Potential heart-attack and stroke victims in Waverley borough are waiting more than 30 minutes on average for an ambulance to arrive – ten minutes longer than in 2019.
This compares to the 23min 38sec it took the South East Coast Ambulance Service (SECAmb) to answer the same ‘category two’ calls just three years earlier in 2019.
The figures show the NHS target of 18 minutes for category two ambulance calls, which covers urgent incidents like strokes and potential heart attacks, is being badly missed by all areas in Surrey.
But the worst-performing area in the county is Waverley, where the average response time has increased by 42 per cent for category two calls since 2019.
The data also reveals the average response time for category one calls, which are the most urgent and life-threatening, was also up compared to 2019 figures.
The average wait time for a these calls in Waverley was 11min 6sec, compared to 9min 54sec three years earlier, an increase of 12 per cent. This is measured against the national response target of seven minutes.
The data was obtained through a Freedom of Information request by the Liberal Democrats, who are calling for urgent action to tackle local ambulance delays.

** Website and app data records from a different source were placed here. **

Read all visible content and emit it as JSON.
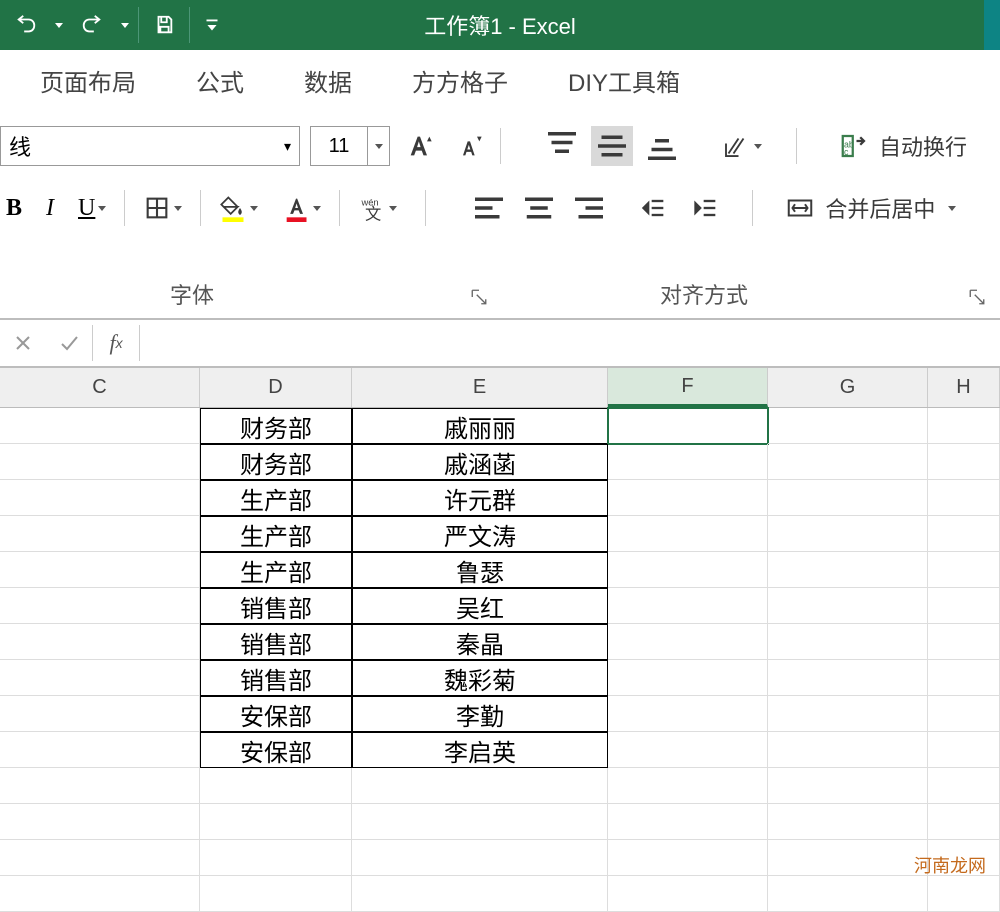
{
  "titlebar": {
    "title": "工作簿1 - Excel"
  },
  "tabs": [
    "页面布局",
    "公式",
    "数据",
    "方方格子",
    "DIY工具箱"
  ],
  "ribbon": {
    "font_name": "线",
    "font_size": "11",
    "groups": {
      "font": "字体",
      "align": "对齐方式"
    },
    "wrap_text": "自动换行",
    "merge_center": "合并后居中"
  },
  "columns": [
    "C",
    "D",
    "E",
    "F",
    "G",
    "H"
  ],
  "selected_column_index": 3,
  "table": [
    {
      "dept": "财务部",
      "name": "戚丽丽"
    },
    {
      "dept": "财务部",
      "name": "戚涵菡"
    },
    {
      "dept": "生产部",
      "name": "许元群"
    },
    {
      "dept": "生产部",
      "name": "严文涛"
    },
    {
      "dept": "生产部",
      "name": "鲁瑟"
    },
    {
      "dept": "销售部",
      "name": "吴红"
    },
    {
      "dept": "销售部",
      "name": "秦晶"
    },
    {
      "dept": "销售部",
      "name": "魏彩菊"
    },
    {
      "dept": "安保部",
      "name": "李勤"
    },
    {
      "dept": "安保部",
      "name": "李启英"
    }
  ],
  "watermark": "河南龙网"
}
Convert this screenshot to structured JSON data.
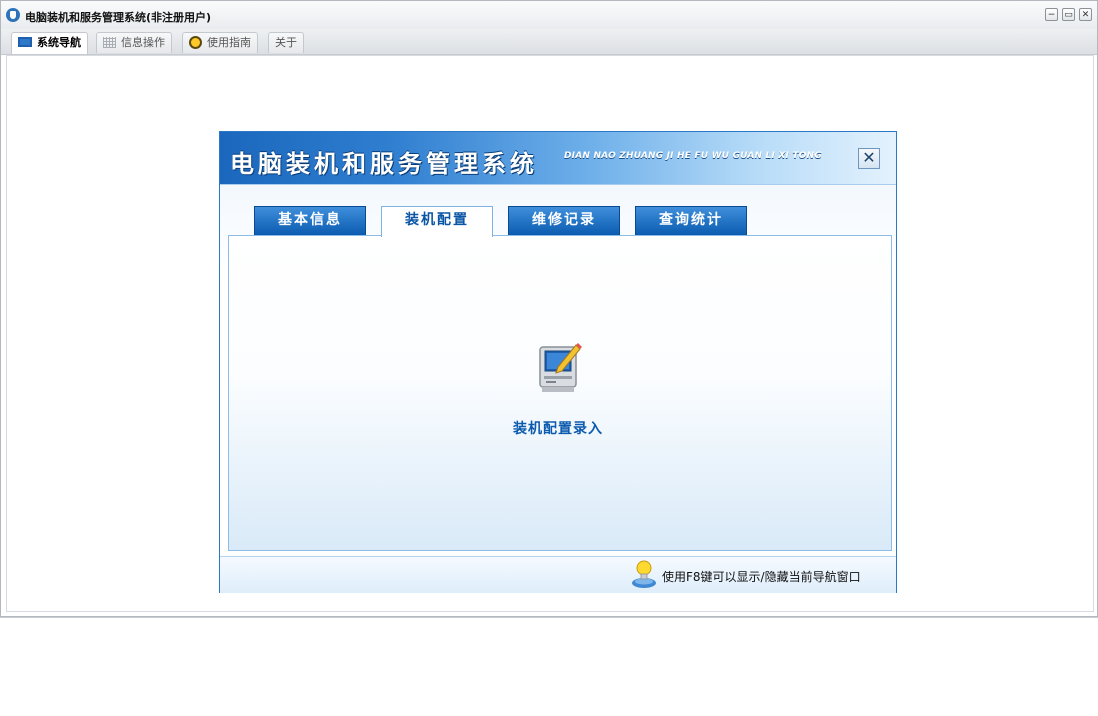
{
  "window": {
    "title": "电脑装机和服务管理系统(非注册用户)",
    "controls": {
      "minimize": "−",
      "maximize": "▭",
      "close": "✕"
    }
  },
  "main_tabs": [
    {
      "label": "系统导航",
      "icon": "monitor-icon",
      "active": true
    },
    {
      "label": "信息操作",
      "icon": "grid-icon",
      "active": false
    },
    {
      "label": "使用指南",
      "icon": "bulb-icon",
      "active": false
    },
    {
      "label": "关于",
      "icon": null,
      "active": false
    }
  ],
  "dialog": {
    "title": "电脑装机和服务管理系统",
    "subtitle": "DIAN NAO ZHUANG JI HE FU WU GUAN LI XI TONG",
    "close_label": "✕",
    "tabs": [
      {
        "label": "基本信息",
        "active": false
      },
      {
        "label": "装机配置",
        "active": true
      },
      {
        "label": "维修记录",
        "active": false
      },
      {
        "label": "查询统计",
        "active": false
      }
    ],
    "entry": {
      "label": "装机配置录入",
      "icon": "computer-edit-icon"
    },
    "footer_hint": "使用F8键可以显示/隐藏当前导航窗口"
  },
  "colors": {
    "accent": "#1a67bd",
    "tab_blue": "#0b5bb0",
    "label_blue": "#0d5bae"
  }
}
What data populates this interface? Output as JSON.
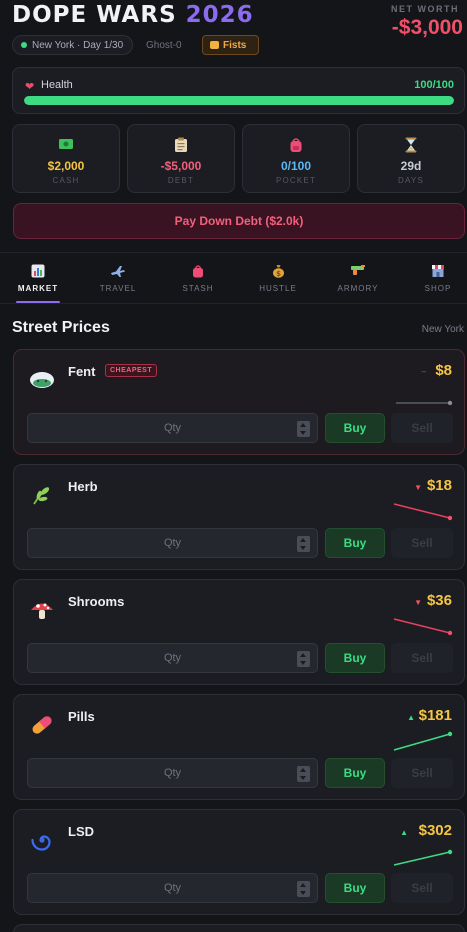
{
  "header": {
    "title_main": "DOPE WARS",
    "title_year": "2026",
    "net_worth_label": "NET WORTH",
    "net_worth_value": "-$3,000",
    "location_chip": "New York · Day 1/30",
    "player_name": "Ghost-0",
    "weapon": "Fists"
  },
  "health": {
    "label": "Health",
    "value": "100/100",
    "fraction": 1.0
  },
  "stats": [
    {
      "value": "$2,000",
      "label": "CASH",
      "icon": "cash-icon",
      "color": "#f5c542"
    },
    {
      "value": "-$5,000",
      "label": "DEBT",
      "icon": "clipboard-icon",
      "color": "#f2607a"
    },
    {
      "value": "0/100",
      "label": "POCKET",
      "icon": "backpack-icon",
      "color": "#5ab8f5"
    },
    {
      "value": "29d",
      "label": "DAYS",
      "icon": "hourglass-icon",
      "color": "#c9ccd6"
    }
  ],
  "debt_button": "Pay Down Debt ($2.0k)",
  "tabs": [
    {
      "label": "MARKET",
      "icon": "chart-icon",
      "active": true
    },
    {
      "label": "TRAVEL",
      "icon": "plane-icon",
      "active": false
    },
    {
      "label": "STASH",
      "icon": "bag-icon",
      "active": false
    },
    {
      "label": "HUSTLE",
      "icon": "money-bag-icon",
      "active": false
    },
    {
      "label": "ARMORY",
      "icon": "gun-icon",
      "active": false
    },
    {
      "label": "SHOP",
      "icon": "store-icon",
      "active": false
    }
  ],
  "market": {
    "title": "Street Prices",
    "location": "New York",
    "qty_placeholder": "Qty",
    "buy_label": "Buy",
    "sell_label": "Sell",
    "drugs": [
      {
        "name": "Fent",
        "icon": "cloud-icon",
        "price": "$8",
        "trend": "flat",
        "badge": "CHEAPEST"
      },
      {
        "name": "Herb",
        "icon": "leaf-icon",
        "price": "$18",
        "trend": "down"
      },
      {
        "name": "Shrooms",
        "icon": "mushroom-icon",
        "price": "$36",
        "trend": "down"
      },
      {
        "name": "Pills",
        "icon": "pill-icon",
        "price": "$181",
        "trend": "up"
      },
      {
        "name": "LSD",
        "icon": "spiral-icon",
        "price": "$302",
        "trend": "up"
      }
    ]
  }
}
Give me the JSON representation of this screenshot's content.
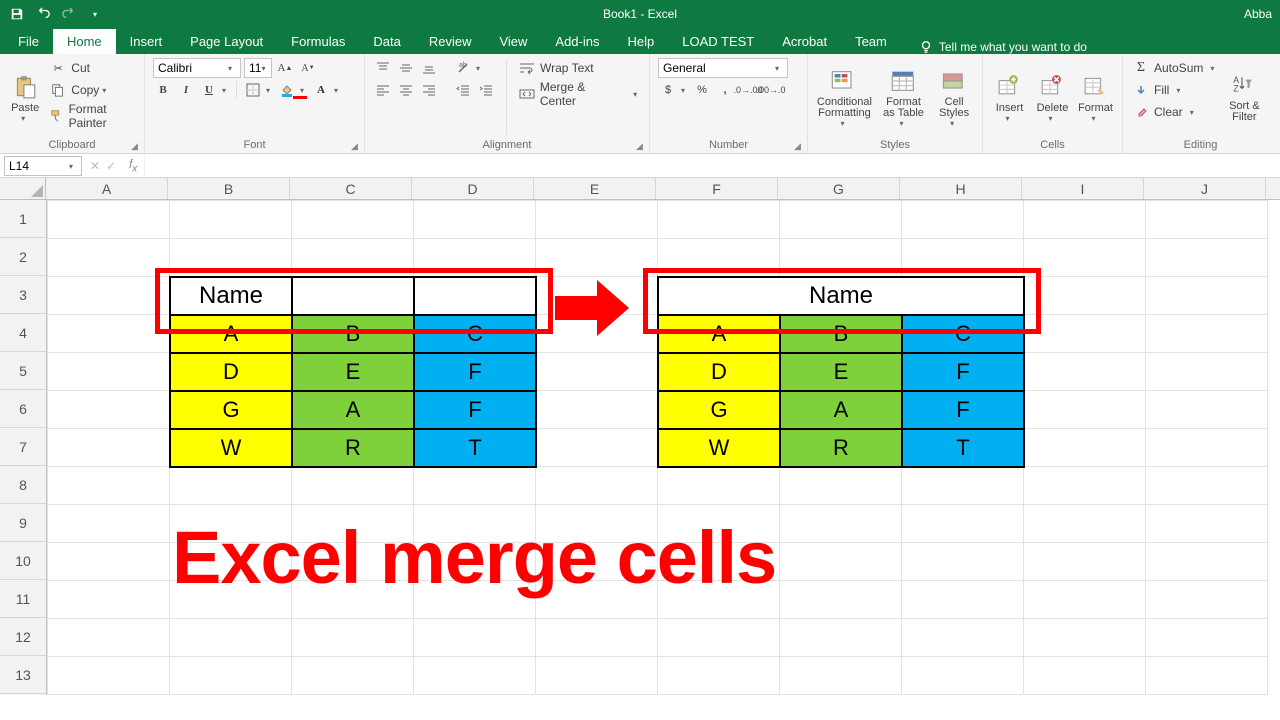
{
  "titlebar": {
    "title": "Book1 - Excel",
    "user": "Abba"
  },
  "tabs": {
    "items": [
      "File",
      "Home",
      "Insert",
      "Page Layout",
      "Formulas",
      "Data",
      "Review",
      "View",
      "Add-ins",
      "Help",
      "LOAD TEST",
      "Acrobat",
      "Team"
    ],
    "active": "Home",
    "tell_me": "Tell me what you want to do"
  },
  "ribbon": {
    "clipboard": {
      "paste": "Paste",
      "cut": "Cut",
      "copy": "Copy",
      "format_painter": "Format Painter",
      "label": "Clipboard"
    },
    "font": {
      "name": "Calibri",
      "size": "11",
      "label": "Font"
    },
    "alignment": {
      "wrap": "Wrap Text",
      "merge": "Merge & Center",
      "label": "Alignment"
    },
    "number": {
      "format": "General",
      "label": "Number"
    },
    "styles": {
      "cf": "Conditional Formatting",
      "fat": "Format as Table",
      "cs": "Cell Styles",
      "label": "Styles"
    },
    "cells": {
      "insert": "Insert",
      "delete": "Delete",
      "format": "Format",
      "label": "Cells"
    },
    "editing": {
      "autosum": "AutoSum",
      "fill": "Fill",
      "clear": "Clear",
      "sort": "Sort & Filter",
      "label": "Editing"
    }
  },
  "formula_bar": {
    "namebox": "L14"
  },
  "columns": [
    "A",
    "B",
    "C",
    "D",
    "E",
    "F",
    "G",
    "H",
    "I",
    "J"
  ],
  "rows": [
    "1",
    "2",
    "3",
    "4",
    "5",
    "6",
    "7",
    "8",
    "9",
    "10",
    "11",
    "12",
    "13"
  ],
  "left_table": {
    "header": "Name",
    "data": [
      [
        "A",
        "B",
        "C"
      ],
      [
        "D",
        "E",
        "F"
      ],
      [
        "G",
        "A",
        "F"
      ],
      [
        "W",
        "R",
        "T"
      ]
    ]
  },
  "right_table": {
    "header": "Name",
    "data": [
      [
        "A",
        "B",
        "C"
      ],
      [
        "D",
        "E",
        "F"
      ],
      [
        "G",
        "A",
        "F"
      ],
      [
        "W",
        "R",
        "T"
      ]
    ]
  },
  "caption": "Excel merge cells"
}
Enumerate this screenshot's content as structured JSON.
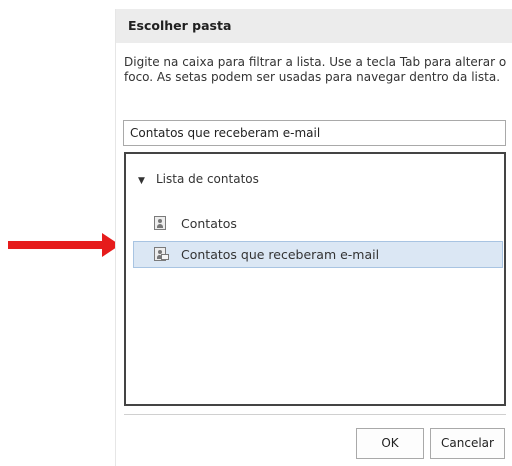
{
  "dialog": {
    "title": "Escolher pasta",
    "instructions": "Digite na caixa para filtrar a lista. Use a tecla Tab para alterar o foco. As setas podem ser usadas para navegar dentro da lista.",
    "filter_value": "Contatos que receberam e-mail",
    "tree": {
      "root_label": "Lista de contatos",
      "root_caret": "▼",
      "items": [
        {
          "label": "Contatos",
          "icon": "contact-card-icon",
          "selected": false
        },
        {
          "label": "Contatos que receberam e-mail",
          "icon": "contact-mail-icon",
          "selected": true
        }
      ]
    },
    "buttons": {
      "ok": "OK",
      "cancel": "Cancelar"
    }
  },
  "annotation": {
    "arrow_color": "#e61c1c"
  },
  "colors": {
    "title_bar": "#ececec",
    "selection_background": "#dbe7f4",
    "selection_border": "#a8c4e2"
  }
}
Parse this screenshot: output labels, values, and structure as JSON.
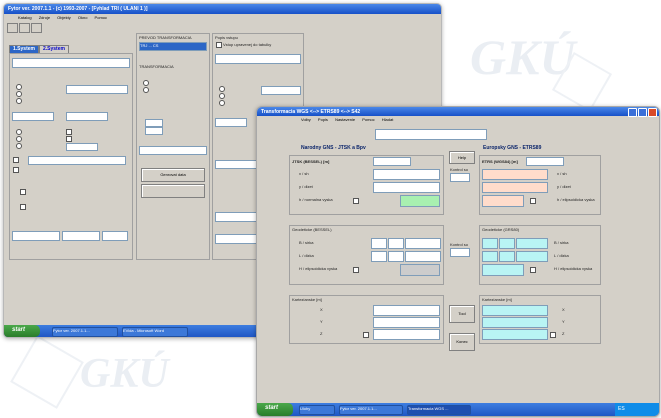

Paul Follows, Lib Dem parliamentary candidate for South West Surrey, which covers Waverley, said: “It is shocking to see the service in Waverley lags behind other parts of the county, but also that wait times across Surrey far exceed the national target.
“The Liberal Democrats have provided a clear plan to tackle these unacceptable delays and make sure ambulances reach people on time in an emergency.
“That means addressing workforce shortages, fixing the social-care crisis and ending the shortage of hospital beds, all of which are leaving patients in ambulances stuck outside A&E for hours.”
Will Forster, leader of Surrey Lib Dems, said: “Behind these figures are devastating stories of pensioners left stranded for hours, or families in Surrey watching a loved one die before a paramedic could reach them.
“Paramedics on the front line do an incredible job day in and day out, looking after people in their time of need. But our overstretched local NHS services are collapsing under the strain of years of neglect under this Conservative government.”
A South East Coast Ambulance Service NHS Foundation Trust (SECAmb) spokesperson conceded there remains “a lot to do” to improve response times. But they stressed SECAmb across its region remains ahead of the national average for the two highest categories of 999 call.
The SECAmb spokesperson said: “As we continue to face high demand, we know some patients are waiting longer than they should for a response. We are very sorry and we are doing everything we can to reach those who need assistance as quickly as possible, while prioritising our response to our most seriously ill and injured patients.
“We would like to thank our staff and volunteers for their hard work and commitment and we continue to work closely with hospitals across our region to minimise handover delays to ensure we are as best placed as possible to attend patients in the community requiring an ambulance response.
“The public can help us manage demand by calling 999 only in an emergency. We also urge everyone to make use of alternatives for help and advice including visiting NHS 111 Online at 111.nhs.uk or by calling 111.”